-- Opening Marker --
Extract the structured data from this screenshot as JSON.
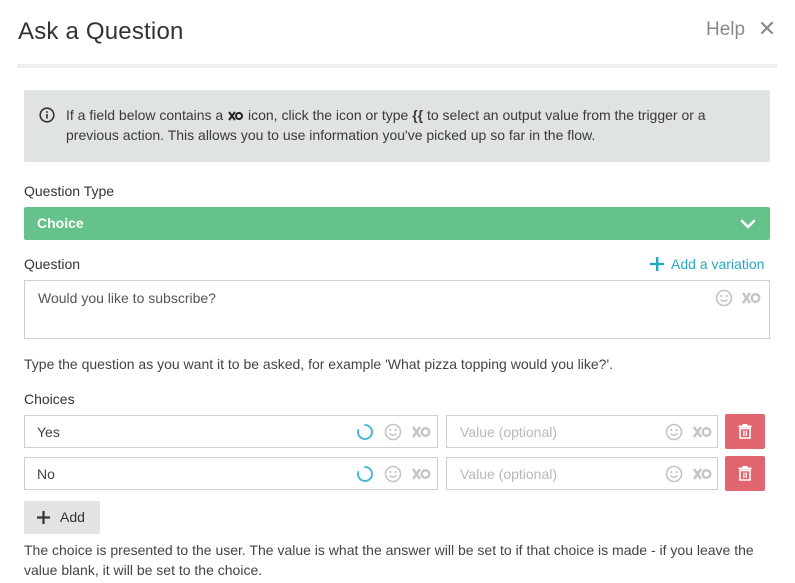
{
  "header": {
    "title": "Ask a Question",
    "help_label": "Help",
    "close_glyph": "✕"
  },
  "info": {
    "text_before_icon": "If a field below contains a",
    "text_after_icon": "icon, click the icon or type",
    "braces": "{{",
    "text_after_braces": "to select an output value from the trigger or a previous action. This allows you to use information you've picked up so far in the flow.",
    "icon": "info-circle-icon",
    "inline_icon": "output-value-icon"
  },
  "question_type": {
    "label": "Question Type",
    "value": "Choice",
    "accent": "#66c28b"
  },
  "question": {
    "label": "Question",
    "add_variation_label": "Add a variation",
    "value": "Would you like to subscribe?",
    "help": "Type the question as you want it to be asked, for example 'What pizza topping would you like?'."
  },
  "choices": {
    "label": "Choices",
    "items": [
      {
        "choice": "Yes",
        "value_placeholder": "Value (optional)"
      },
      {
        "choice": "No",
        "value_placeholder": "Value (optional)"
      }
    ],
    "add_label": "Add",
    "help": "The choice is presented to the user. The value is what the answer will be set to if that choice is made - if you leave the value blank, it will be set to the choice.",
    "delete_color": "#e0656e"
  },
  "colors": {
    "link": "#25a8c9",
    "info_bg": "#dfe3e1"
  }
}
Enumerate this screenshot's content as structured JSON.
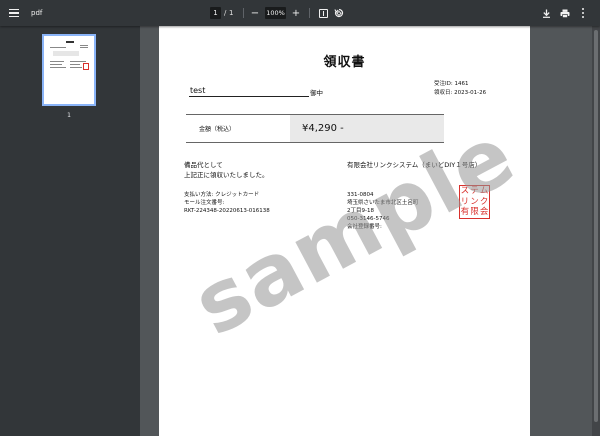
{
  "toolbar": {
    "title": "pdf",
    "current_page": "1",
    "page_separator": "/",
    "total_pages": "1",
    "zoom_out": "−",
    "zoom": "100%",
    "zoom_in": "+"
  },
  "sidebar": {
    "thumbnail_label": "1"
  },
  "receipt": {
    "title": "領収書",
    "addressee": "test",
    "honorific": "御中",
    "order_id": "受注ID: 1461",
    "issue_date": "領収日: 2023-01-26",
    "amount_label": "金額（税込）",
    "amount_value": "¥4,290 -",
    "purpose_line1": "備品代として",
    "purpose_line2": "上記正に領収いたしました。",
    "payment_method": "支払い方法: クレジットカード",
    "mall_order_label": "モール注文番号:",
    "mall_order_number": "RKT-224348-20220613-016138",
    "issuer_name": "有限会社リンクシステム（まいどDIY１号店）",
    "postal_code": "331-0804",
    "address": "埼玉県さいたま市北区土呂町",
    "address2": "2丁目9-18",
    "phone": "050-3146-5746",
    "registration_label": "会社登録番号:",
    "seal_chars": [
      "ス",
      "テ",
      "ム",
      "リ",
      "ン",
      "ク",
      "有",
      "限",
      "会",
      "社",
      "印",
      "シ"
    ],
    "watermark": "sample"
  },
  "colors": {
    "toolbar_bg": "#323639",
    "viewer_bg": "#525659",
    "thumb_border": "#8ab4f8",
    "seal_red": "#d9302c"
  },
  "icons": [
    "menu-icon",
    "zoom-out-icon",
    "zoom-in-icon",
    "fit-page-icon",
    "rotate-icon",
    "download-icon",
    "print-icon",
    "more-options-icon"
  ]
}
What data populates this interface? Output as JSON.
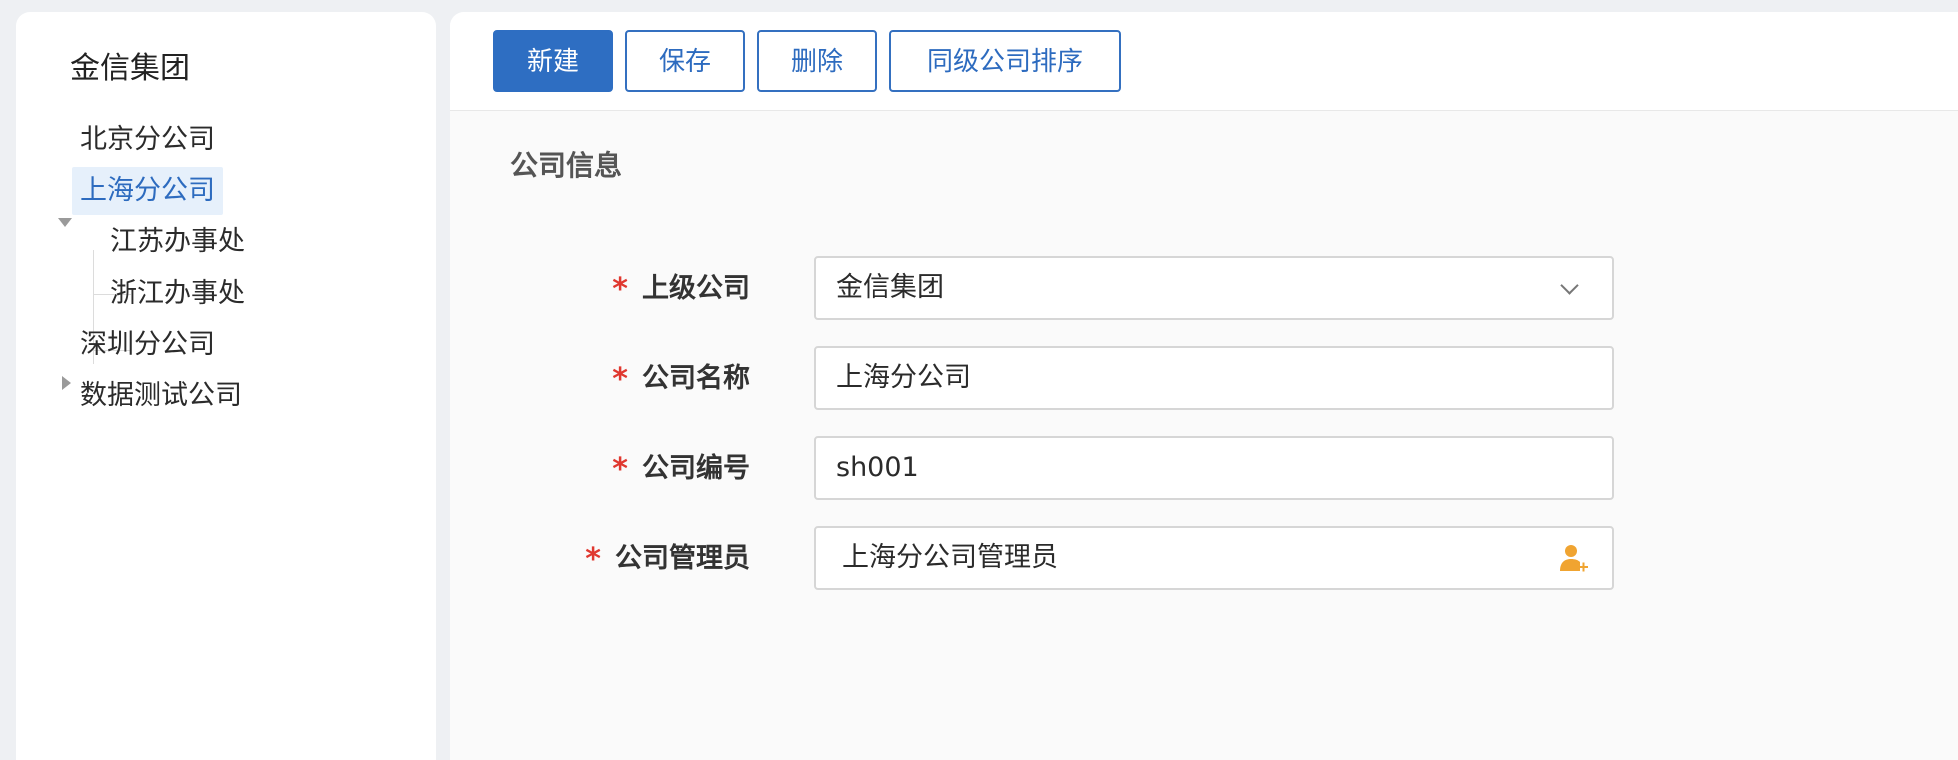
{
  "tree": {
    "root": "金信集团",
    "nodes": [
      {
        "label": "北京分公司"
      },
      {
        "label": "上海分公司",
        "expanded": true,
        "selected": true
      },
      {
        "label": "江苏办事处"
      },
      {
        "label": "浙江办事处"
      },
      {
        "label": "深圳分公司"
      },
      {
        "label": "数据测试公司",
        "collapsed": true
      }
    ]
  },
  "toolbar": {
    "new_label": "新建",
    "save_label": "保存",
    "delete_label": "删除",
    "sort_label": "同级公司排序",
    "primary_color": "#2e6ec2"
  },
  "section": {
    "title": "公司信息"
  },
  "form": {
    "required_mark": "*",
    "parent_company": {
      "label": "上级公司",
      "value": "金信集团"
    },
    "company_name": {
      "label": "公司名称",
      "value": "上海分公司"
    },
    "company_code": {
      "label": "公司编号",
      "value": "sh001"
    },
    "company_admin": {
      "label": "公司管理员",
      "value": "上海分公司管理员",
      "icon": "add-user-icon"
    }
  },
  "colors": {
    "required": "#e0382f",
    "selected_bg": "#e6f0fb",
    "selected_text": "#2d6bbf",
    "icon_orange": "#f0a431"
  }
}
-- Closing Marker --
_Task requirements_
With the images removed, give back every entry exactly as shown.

_Result_
Extract the structured data from this screenshot as JSON.
{
  "header": {
    "title": "Ask a Question",
    "help_label": "Help",
    "close_glyph": "✕"
  },
  "info": {
    "text_before_icon": "If a field below contains a",
    "text_after_icon": "icon, click the icon or type",
    "braces": "{{",
    "text_after_braces": "to select an output value from the trigger or a previous action. This allows you to use information you've picked up so far in the flow.",
    "icon": "info-circle-icon",
    "inline_icon": "output-value-icon"
  },
  "question_type": {
    "label": "Question Type",
    "value": "Choice",
    "accent": "#66c28b"
  },
  "question": {
    "label": "Question",
    "add_variation_label": "Add a variation",
    "value": "Would you like to subscribe?",
    "help": "Type the question as you want it to be asked, for example 'What pizza topping would you like?'."
  },
  "choices": {
    "label": "Choices",
    "items": [
      {
        "choice": "Yes",
        "value_placeholder": "Value (optional)"
      },
      {
        "choice": "No",
        "value_placeholder": "Value (optional)"
      }
    ],
    "add_label": "Add",
    "help": "The choice is presented to the user. The value is what the answer will be set to if that choice is made - if you leave the value blank, it will be set to the choice.",
    "delete_color": "#e0656e"
  },
  "colors": {
    "link": "#25a8c9",
    "info_bg": "#dfe3e1"
  }
}
Enumerate this screenshot's content as structured JSON.
{
  "toolbar": {
    "title": "pdf",
    "current_page": "1",
    "page_separator": "/",
    "total_pages": "1",
    "zoom_out": "−",
    "zoom": "100%",
    "zoom_in": "+"
  },
  "sidebar": {
    "thumbnail_label": "1"
  },
  "receipt": {
    "title": "領収書",
    "addressee": "test",
    "honorific": "御中",
    "order_id": "受注ID: 1461",
    "issue_date": "領収日: 2023-01-26",
    "amount_label": "金額（税込）",
    "amount_value": "¥4,290 -",
    "purpose_line1": "備品代として",
    "purpose_line2": "上記正に領収いたしました。",
    "payment_method": "支払い方法: クレジットカード",
    "mall_order_label": "モール注文番号:",
    "mall_order_number": "RKT-224348-20220613-016138",
    "issuer_name": "有限会社リンクシステム（まいどDIY１号店）",
    "postal_code": "331-0804",
    "address": "埼玉県さいたま市北区土呂町",
    "address2": "2丁目9-18",
    "phone": "050-3146-5746",
    "registration_label": "会社登録番号:",
    "seal_chars": [
      "ス",
      "テ",
      "ム",
      "リ",
      "ン",
      "ク",
      "有",
      "限",
      "会",
      "社",
      "印",
      "シ"
    ],
    "watermark": "sample"
  },
  "colors": {
    "toolbar_bg": "#323639",
    "viewer_bg": "#525659",
    "thumb_border": "#8ab4f8",
    "seal_red": "#d9302c"
  },
  "icons": [
    "menu-icon",
    "zoom-out-icon",
    "zoom-in-icon",
    "fit-page-icon",
    "rotate-icon",
    "download-icon",
    "print-icon",
    "more-options-icon"
  ]
}
What data populates this interface? Output as JSON.
{
  "tree": {
    "root": "金信集团",
    "nodes": [
      {
        "label": "北京分公司"
      },
      {
        "label": "上海分公司",
        "expanded": true,
        "selected": true
      },
      {
        "label": "江苏办事处"
      },
      {
        "label": "浙江办事处"
      },
      {
        "label": "深圳分公司"
      },
      {
        "label": "数据测试公司",
        "collapsed": true
      }
    ]
  },
  "toolbar": {
    "new_label": "新建",
    "save_label": "保存",
    "delete_label": "删除",
    "sort_label": "同级公司排序",
    "primary_color": "#2e6ec2"
  },
  "section": {
    "title": "公司信息"
  },
  "form": {
    "required_mark": "*",
    "parent_company": {
      "label": "上级公司",
      "value": "金信集团"
    },
    "company_name": {
      "label": "公司名称",
      "value": "上海分公司"
    },
    "company_code": {
      "label": "公司编号",
      "value": "sh001"
    },
    "company_admin": {
      "label": "公司管理员",
      "value": "上海分公司管理员",
      "icon": "add-user-icon"
    }
  },
  "colors": {
    "required": "#e0382f",
    "selected_bg": "#e6f0fb",
    "selected_text": "#2d6bbf",
    "icon_orange": "#f0a431"
  }
}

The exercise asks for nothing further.